He is also only the second Mason to ever hold the position of President and Editor of The Philalethes at the same time. Nelson is a well-known Masonic speaker, having spoken in the jurisdictions of Alberta, Arizona, California, Connecticut, Costa Rica, Cuba, The District of Columbia, Georgia, Indiana, Iowa, Jamacia [EC], Kansas, Kentucky, Louisiana, Massachusetts, Maine, Maryland, Minnesota, Missouri, New York, North Carolina, Nova Scotia, Ohio, Oklahoma, Ontario, Pennsylvania, Quebec, Texas, Virginia, and Washington.

Nelson developed the highly successful Internet Masonic Leadership Course. His book Confessions of a Born Again Fundamentalist Freemason has become a Masonic Best Seller. VoicePrint®, The National Broadcast Reading Service Inc. an international broadcasting reading service for the visually impaired has recorded some of his historical articles. Nelson was instrumental if the formation of the Masonic Relief for Cuba Committee. And he serves as the Executive Director of that program. He is also one of the few Canadian Freemasons, listed in latest Edition of the “Who is Who of Freemasonry”.

Masonic Central Podcast

Masonic Central at the Movies


Join Greg and Dean in this episode recorded on September 14, 2008, as the show wanders into the film cinema sphere to talk about three of the most iconic masonic films: The Man Who Would be King, Rosewood and National Treasure. This episode has a few “surprise” guests that jump on the air and build on the conversation. Plus we go deep on Sean Connery and his possible connection to Freemasonry (and his hairy chest).

Its something that all Freemasons like to talk about in lodges, during meetings, and on the web, so lets take a minute and look at three films that have Freemasonry at their core, but in three very unique ways.

The movies on the table for the talk are:

The Man Who Would be King

An adaptation of the Rudyard Kipling story of the same name. This is one of those films that Freemasons love–not just for the masonic connection but for the depth of the story around it. The Man Who Would Be King is almost a perfect film, with or without the masonic connection.

National Treasure

Set in a fictional universe, the film’s over the top plot and heroic depiction of the fraternity as the keepers of the Templar Treasure. This film was more valuable than any marketing or advertising the fraternity could have purchased generating years of interest and resulting in a decade of interest in the “secrets” that Freemasonry holds, for better or worse.


The film is not Masonic, per-se, but Freemasonry is an underlying central theme to the story. Prince Hall and Grand Lodge Masonry as they twist together resulting in the destruction of the Black community of the films namesake. This film, while dramatic, is the telling of a real story about the destruction of the Florida community in 1923.

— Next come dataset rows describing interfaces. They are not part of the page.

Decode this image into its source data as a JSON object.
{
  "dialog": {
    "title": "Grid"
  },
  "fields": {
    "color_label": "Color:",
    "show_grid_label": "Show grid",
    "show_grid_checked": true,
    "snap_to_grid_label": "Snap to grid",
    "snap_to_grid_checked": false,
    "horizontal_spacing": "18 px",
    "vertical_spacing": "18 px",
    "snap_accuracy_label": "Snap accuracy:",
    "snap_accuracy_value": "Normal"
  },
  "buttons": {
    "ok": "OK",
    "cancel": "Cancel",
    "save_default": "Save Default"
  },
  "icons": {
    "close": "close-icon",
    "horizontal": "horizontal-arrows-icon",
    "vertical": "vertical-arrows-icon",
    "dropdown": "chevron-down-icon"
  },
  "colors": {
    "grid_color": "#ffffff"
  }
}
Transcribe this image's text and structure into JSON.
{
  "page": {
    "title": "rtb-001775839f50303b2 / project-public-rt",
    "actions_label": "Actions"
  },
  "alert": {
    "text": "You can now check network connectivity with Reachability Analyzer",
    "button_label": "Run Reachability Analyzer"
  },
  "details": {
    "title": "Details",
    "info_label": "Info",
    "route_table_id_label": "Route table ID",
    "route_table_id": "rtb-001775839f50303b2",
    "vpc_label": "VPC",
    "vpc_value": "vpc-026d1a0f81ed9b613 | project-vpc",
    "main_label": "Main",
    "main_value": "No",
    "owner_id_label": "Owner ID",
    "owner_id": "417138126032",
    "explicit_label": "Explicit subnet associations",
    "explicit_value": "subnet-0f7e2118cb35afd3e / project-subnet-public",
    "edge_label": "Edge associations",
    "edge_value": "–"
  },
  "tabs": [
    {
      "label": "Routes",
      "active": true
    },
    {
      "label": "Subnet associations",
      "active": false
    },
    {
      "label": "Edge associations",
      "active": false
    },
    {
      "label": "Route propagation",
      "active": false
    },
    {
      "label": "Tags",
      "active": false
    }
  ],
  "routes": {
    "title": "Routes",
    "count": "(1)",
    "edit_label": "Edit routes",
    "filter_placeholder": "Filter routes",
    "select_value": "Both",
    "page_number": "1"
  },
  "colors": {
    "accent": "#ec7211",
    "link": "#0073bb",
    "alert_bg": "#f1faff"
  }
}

The Man Who Would Be King Freemasonry connection.
National Treasure and its connection to Freemasonry.
the film Rosewood and its connection to Freemasonry.

If you’ve been a mason for any length of time, you’re probably had the chance to watch one or two of these films already. I guarantee it will make for a fun conversation delving into one or all of them.

More Masonic Films.

Masonic Central Podcast

Table Talk: All Things Freemasonry

Masonic Central podcast

This episode was recorded on August 10th, 2008. In it, Greg and Dean host an open forum for a round table discussion on all things Freemasonry. Our usual cadre of hosts will be on as well as our special callers but in this episode, we invite the Masonic community to participate by calling in and asking the hosts of the show questions about the fraternity and letting us know what they think about Freemasonry. Tim Bryce joins us on the show to talk about summer lodge closing, degrees from around the world, lodges doing specialized labors and the “hidden nooks in lodges” where the relics of the temple are stored.

We have a special appearance by the Millennial Freemason.

This was a really fun episode to listen back to relieve the comrade of the conversation. I think you’ll enjoy listening to it again, too.